Work request
Across the entries below, determine how many lines include the word "Welcome". State only the resulting number.

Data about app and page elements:
= = = = = = =
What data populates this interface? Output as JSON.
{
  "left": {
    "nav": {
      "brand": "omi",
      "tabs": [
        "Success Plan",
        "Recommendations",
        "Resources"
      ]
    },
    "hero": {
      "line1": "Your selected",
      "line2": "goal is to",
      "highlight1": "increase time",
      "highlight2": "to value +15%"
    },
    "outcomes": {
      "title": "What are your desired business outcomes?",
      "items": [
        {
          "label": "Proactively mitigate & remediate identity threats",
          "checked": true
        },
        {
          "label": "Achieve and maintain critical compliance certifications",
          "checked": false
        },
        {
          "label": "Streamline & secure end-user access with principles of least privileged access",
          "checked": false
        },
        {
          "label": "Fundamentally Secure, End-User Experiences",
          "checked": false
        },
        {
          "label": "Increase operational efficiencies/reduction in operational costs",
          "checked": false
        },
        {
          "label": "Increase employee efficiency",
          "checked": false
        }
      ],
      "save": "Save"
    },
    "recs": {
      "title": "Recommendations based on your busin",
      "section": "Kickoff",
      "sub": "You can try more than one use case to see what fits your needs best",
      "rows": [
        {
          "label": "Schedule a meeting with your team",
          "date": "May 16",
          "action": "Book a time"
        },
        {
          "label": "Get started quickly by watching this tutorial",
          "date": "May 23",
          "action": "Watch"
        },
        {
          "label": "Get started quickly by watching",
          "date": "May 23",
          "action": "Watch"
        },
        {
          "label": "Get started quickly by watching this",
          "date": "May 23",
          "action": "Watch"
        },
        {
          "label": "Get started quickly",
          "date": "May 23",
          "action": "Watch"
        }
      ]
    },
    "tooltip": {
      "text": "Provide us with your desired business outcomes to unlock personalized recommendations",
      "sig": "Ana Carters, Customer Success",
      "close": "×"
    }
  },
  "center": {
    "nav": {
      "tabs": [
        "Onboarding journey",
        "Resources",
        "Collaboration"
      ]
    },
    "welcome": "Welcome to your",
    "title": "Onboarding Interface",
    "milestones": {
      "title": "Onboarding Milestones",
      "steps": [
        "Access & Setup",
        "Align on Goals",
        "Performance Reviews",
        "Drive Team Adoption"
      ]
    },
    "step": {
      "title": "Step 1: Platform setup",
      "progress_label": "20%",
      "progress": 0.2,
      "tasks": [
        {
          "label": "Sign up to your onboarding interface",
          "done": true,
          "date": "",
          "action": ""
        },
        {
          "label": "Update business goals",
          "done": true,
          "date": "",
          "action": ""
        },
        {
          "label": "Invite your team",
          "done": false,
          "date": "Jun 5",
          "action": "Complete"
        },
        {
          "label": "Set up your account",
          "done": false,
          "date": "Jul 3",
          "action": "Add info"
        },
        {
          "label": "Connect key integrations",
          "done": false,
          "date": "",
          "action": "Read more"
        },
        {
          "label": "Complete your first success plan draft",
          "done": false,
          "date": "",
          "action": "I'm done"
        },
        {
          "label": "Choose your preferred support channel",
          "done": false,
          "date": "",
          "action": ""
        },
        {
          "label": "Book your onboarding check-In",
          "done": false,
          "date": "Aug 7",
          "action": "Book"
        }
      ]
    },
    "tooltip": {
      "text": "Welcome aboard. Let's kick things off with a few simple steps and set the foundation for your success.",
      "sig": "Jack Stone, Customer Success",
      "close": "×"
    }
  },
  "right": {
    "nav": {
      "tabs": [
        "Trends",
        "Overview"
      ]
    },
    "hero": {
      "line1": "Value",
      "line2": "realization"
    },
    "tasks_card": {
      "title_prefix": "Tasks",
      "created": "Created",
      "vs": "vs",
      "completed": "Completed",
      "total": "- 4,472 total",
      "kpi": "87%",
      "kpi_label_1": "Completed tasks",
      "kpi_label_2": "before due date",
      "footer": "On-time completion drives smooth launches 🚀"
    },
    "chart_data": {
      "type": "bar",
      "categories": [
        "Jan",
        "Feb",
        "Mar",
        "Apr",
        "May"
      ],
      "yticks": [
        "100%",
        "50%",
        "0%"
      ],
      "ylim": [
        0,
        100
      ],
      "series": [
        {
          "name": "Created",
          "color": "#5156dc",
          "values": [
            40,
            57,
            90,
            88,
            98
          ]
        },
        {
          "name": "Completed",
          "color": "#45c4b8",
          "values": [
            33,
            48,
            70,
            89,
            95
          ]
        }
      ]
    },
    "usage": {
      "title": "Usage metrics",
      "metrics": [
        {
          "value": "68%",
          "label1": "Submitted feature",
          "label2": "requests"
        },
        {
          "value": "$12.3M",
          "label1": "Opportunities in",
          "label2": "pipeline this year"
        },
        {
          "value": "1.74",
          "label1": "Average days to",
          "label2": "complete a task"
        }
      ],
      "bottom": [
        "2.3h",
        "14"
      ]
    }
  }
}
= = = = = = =
Output of the task
2